Given my Scottish background and heritage, perhaps it’s surprising that I’ve stayed quiet on the upcoming Scottish vote.  Obviously, I don’t live there and should be somewhat reticent about offering advice that won’t be taken.

Still, the referendum does provide for critical reflection which can shine light upon our own situation in America.  Tentatively, for what little it’s worth, I think it would be neat to see it happen, but with that said:

Nothing changes on the national level

Very few Christians are able to make an intelligent distinction between “nationalism” and “jingoism.”  Nationalism is simply Genesis 10 and Acts 17.  In some’s desire to attack Kinism, they end up espousing Marxist views on race and border.  I’m not a Kinist (whatever that word means), but in rejecting Kinism please don’t reject Genesis 10.  I used to perform an experiment on critics of Kinism:  I used to quote Acts 17:26 without stating the verse and watch reactions.

In a debate with an Orthodox apologist he explicitly told me too bad for Paul, this is what it means today.  Such a view was pure Marxism, of course (especially ironic for an Orthodox guy), but at least he was consistent.

The Scottish nation has existed for over 1,000 years and even though today it is Leftist and a shadow of its former glory, it’s still a nation.  The Scottish State and Government apparatus is an entirely different matter, and the referendum will affect that.

So even if “Better Together” wins, the Scottish nation will still be the Scottish Nation.

Will they be poor?

Probably.  I don’t see their keeping the pound and it is no guarantee they will be in the Eurozone (and stay out of that Harlot of Revelation 17).  If they can make money off of their oil reserves that might help.

On the other hand, Europe is socialistic.  It’s not like Socialists have any ability to keep long-term wealth apart from the threat of sanctions and the barrell of a gun.  So for Socialists to tell Scotland they will be poor if they don’t’ stay is somewhat hypocritical.

Will they be threatened nuclearly (or newkular, to quote Bush)?

This is among the better objections.  However, Scotland has somewhat natural borders.  If Hitler couldn’t take England at the height of his power in wartime, Scotland probably won’t be invaded by anybody anytime soon.  And if they are out of NATO, that simply means they won’t have to die in Bankers’s Wars.

Look at their geography.  They are literally at the far North end of the world on an island.   Even in a technological age it would be difficult.

But will they be holy?

This is what matters the most.   The Church of Scotland is borderline apostate.  At least the Roman church isn’t that large.

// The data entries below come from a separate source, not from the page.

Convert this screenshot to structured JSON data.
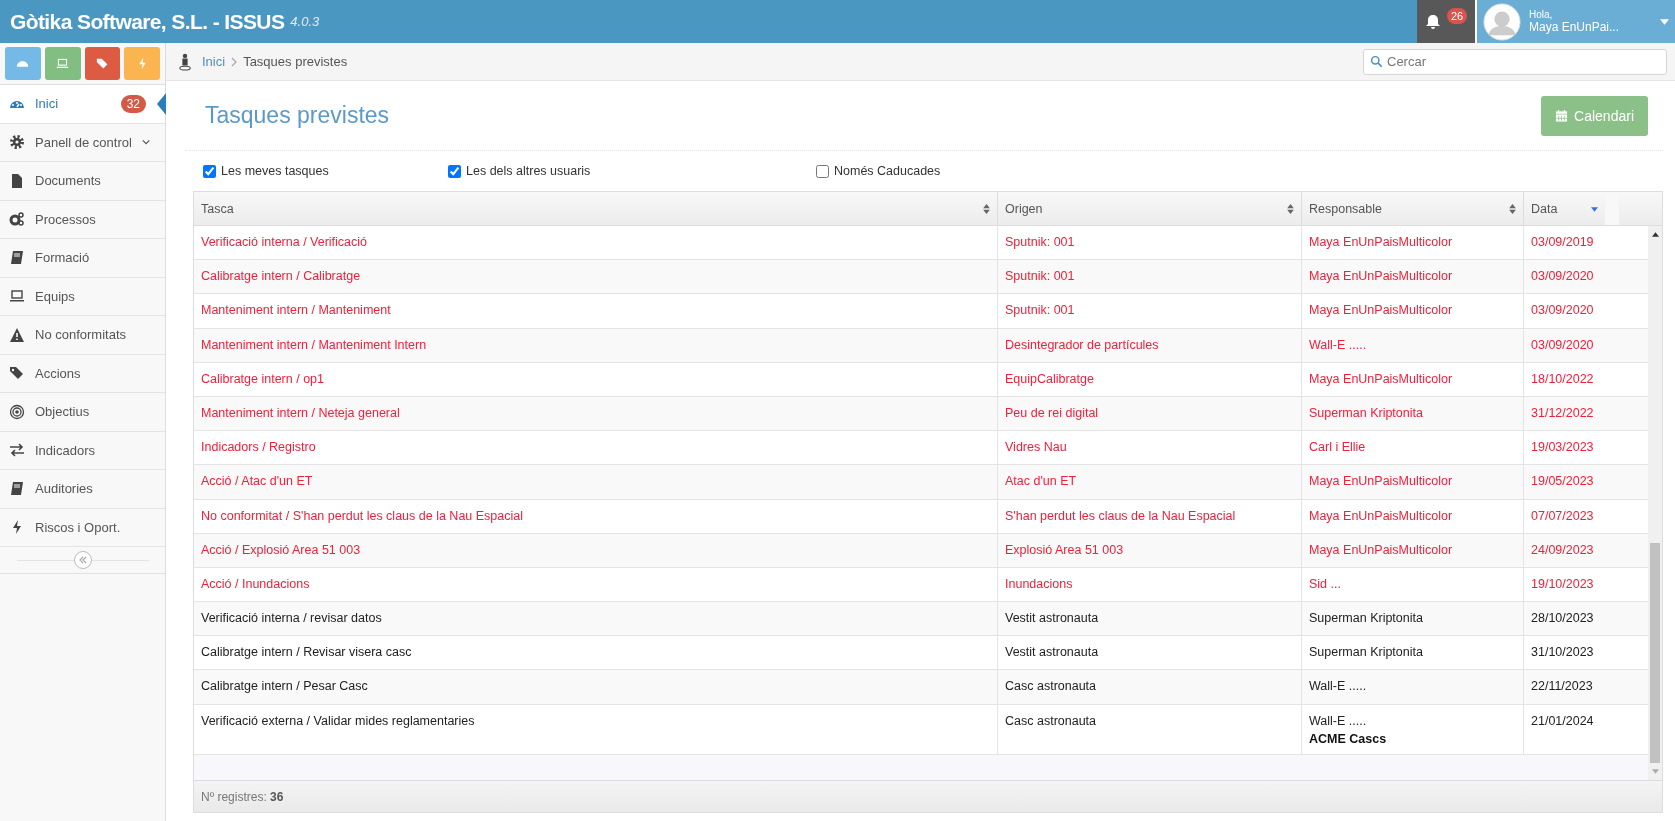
{
  "app": {
    "title": "Gòtika Software, S.L. - ISSUS",
    "version": "4.0.3"
  },
  "notifications": {
    "count": "26"
  },
  "user": {
    "greeting": "Hola,",
    "name": "Maya EnUnPai..."
  },
  "quick_buttons": [
    {
      "kind": "dashboard",
      "color": "#75b9e6"
    },
    {
      "kind": "laptop",
      "color": "#82bd82"
    },
    {
      "kind": "tags",
      "color": "#dd5a43"
    },
    {
      "kind": "bolt",
      "color": "#fbb550"
    }
  ],
  "sidebar": {
    "items": [
      {
        "label": "Inici",
        "kind": "dashboard",
        "selected": true,
        "badge": "32"
      },
      {
        "label": "Panell de control",
        "kind": "gear",
        "selected": false,
        "expandable": true
      },
      {
        "label": "Documents",
        "kind": "file",
        "selected": false
      },
      {
        "label": "Processos",
        "kind": "gears",
        "selected": false
      },
      {
        "label": "Formació",
        "kind": "book",
        "selected": false
      },
      {
        "label": "Equips",
        "kind": "laptop",
        "selected": false
      },
      {
        "label": "No conformitats",
        "kind": "warning",
        "selected": false
      },
      {
        "label": "Accions",
        "kind": "tags",
        "selected": false
      },
      {
        "label": "Objectius",
        "kind": "target",
        "selected": false
      },
      {
        "label": "Indicadors",
        "kind": "exchange",
        "selected": false
      },
      {
        "label": "Auditories",
        "kind": "book",
        "selected": false
      },
      {
        "label": "Riscos i Oport.",
        "kind": "bolt",
        "selected": false
      }
    ]
  },
  "breadcrumb": [
    "Inici",
    "Tasques previstes"
  ],
  "search": {
    "placeholder": "Cercar"
  },
  "page_title": "Tasques previstes",
  "calendar_button": "Calendari",
  "filters": [
    {
      "label": "Les meves tasques",
      "checked": true
    },
    {
      "label": "Les dels altres usuaris",
      "checked": true
    },
    {
      "label": "Només Caducades",
      "checked": false
    }
  ],
  "table": {
    "columns": [
      {
        "label": "Tasca",
        "sorted": false
      },
      {
        "label": "Origen",
        "sorted": false
      },
      {
        "label": "Responsable",
        "sorted": false
      },
      {
        "label": "Data",
        "sorted": true
      }
    ],
    "rows": [
      {
        "task": "Verificació interna / Verificació",
        "origin": "Sputnik: 001",
        "responsible": "Maya EnUnPaisMulticolor",
        "date": "03/09/2019",
        "overdue": true
      },
      {
        "task": "Calibratge intern / Calibratge",
        "origin": "Sputnik: 001",
        "responsible": "Maya EnUnPaisMulticolor",
        "date": "03/09/2020",
        "overdue": true
      },
      {
        "task": "Manteniment intern / Manteniment",
        "origin": "Sputnik: 001",
        "responsible": "Maya EnUnPaisMulticolor",
        "date": "03/09/2020",
        "overdue": true
      },
      {
        "task": "Manteniment intern / Manteniment Intern",
        "origin": "Desintegrador de partícules",
        "responsible": "Wall-E .....",
        "date": "03/09/2020",
        "overdue": true
      },
      {
        "task": "Calibratge intern / op1",
        "origin": "EquipCalibratge",
        "responsible": "Maya EnUnPaisMulticolor",
        "date": "18/10/2022",
        "overdue": true
      },
      {
        "task": "Manteniment intern / Neteja general",
        "origin": "Peu de rei digital",
        "responsible": "Superman Kriptonita",
        "date": "31/12/2022",
        "overdue": true
      },
      {
        "task": "Indicadors / Registro",
        "origin": "Vidres Nau",
        "responsible": "Carl i Ellie",
        "date": "19/03/2023",
        "overdue": true
      },
      {
        "task": "Acció / Atac d'un ET",
        "origin": "Atac d'un ET",
        "responsible": "Maya EnUnPaisMulticolor",
        "date": "19/05/2023",
        "overdue": true
      },
      {
        "task": "No conformitat / S'han perdut les claus de la Nau Espacial",
        "origin": "S'han perdut les claus de la Nau Espacial",
        "responsible": "Maya EnUnPaisMulticolor",
        "date": "07/07/2023",
        "overdue": true
      },
      {
        "task": "Acció / Explosió Area 51 003",
        "origin": "Explosió Area 51 003",
        "responsible": "Maya EnUnPaisMulticolor",
        "date": "24/09/2023",
        "overdue": true
      },
      {
        "task": "Acció / Inundacions",
        "origin": "Inundacions",
        "responsible": "Sid ...",
        "date": "19/10/2023",
        "overdue": true
      },
      {
        "task": "Verificació interna / revisar datos",
        "origin": "Vestit astronauta",
        "responsible": "Superman Kriptonita",
        "date": "28/10/2023",
        "overdue": false
      },
      {
        "task": "Calibratge intern / Revisar visera casc",
        "origin": "Vestit astronauta",
        "responsible": "Superman Kriptonita",
        "date": "31/10/2023",
        "overdue": false
      },
      {
        "task": "Calibratge intern / Pesar Casc",
        "origin": "Casc astronauta",
        "responsible": "Wall-E .....",
        "date": "22/11/2023",
        "overdue": false
      },
      {
        "task": "Verificació externa / Validar mides reglamentaries",
        "origin": "Casc astronauta",
        "responsible": "Wall-E .....",
        "provider": "ACME Cascs",
        "date": "21/01/2024",
        "overdue": false
      }
    ],
    "footer_label": "Nº registres:",
    "footer_count": "36"
  }
}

I know an independent Scotland and popery often go together, but today’s Pope opposes independence.